The idea of working out and losing a few calories almost always sounds good in theory. But actually getting to a gym or finding the right fitness class can be troublesome for a variety of reasons.
That’s why Zoe Schagrin started Fleetfit, a new Seattle startup that brings personal trainers to your door. The company acts as a marketplace that matches those looking for a convenient workout with fitness gurus who can bypass fees traditionally taken by gyms and studios.
Schagrin, previously a senior vendor manager at Amazon, came up with the idea for Fleetfit after she had difficulty finding a qualified trainier that could come to her house.
“There’s actually a ton of fitness providers who are willing to come to your home and do a great workout, but there’s no good way to connect them to customers today,” Schagrin said.
Schagrin did more research and found that there was an oversupply of personal trainers who were looking for additional customers, with most holding second or third jobs as a result. On the other side of the equation, lots of people seemed interested in having an on-demand trainer, but there was no efficient way to both vet the professionals and schedule appointments.
“As I dug into the industry, I found an extremely inefficient market,” she said.

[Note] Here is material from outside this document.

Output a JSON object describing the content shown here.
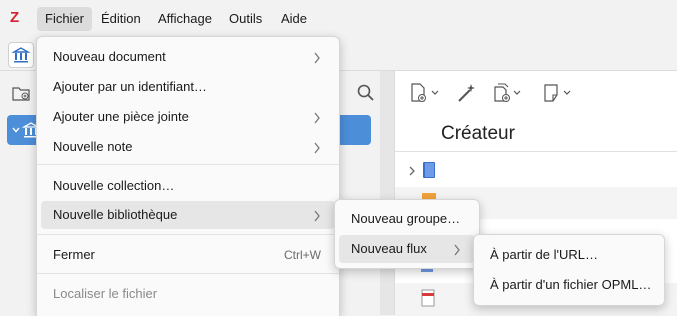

Schagrin said that Fleetfit users will see cheaper rates than what’s currently available at a traditional gym or smaller local clubs, while also providing more income to instructors.
Fleetfit makes money via a revenue-share model with the trainers and instructors, who bring all required equipment and are vetted with interviews, sample sessions, and background checks.
Competitors to Fleetfit include Fitmob and Vint, two new startups that are making workouts more mobile. For now, though, Schagrin is not focusing too much on her competition and instead on the customer — much like her former boss.
“What is unique about what we are trying to do is the personalization,” she said. “We want to make sure we adapt to whatever type of fitness the customer is looking for, and also nail the convenience factor. We want to be wherever the customer is.”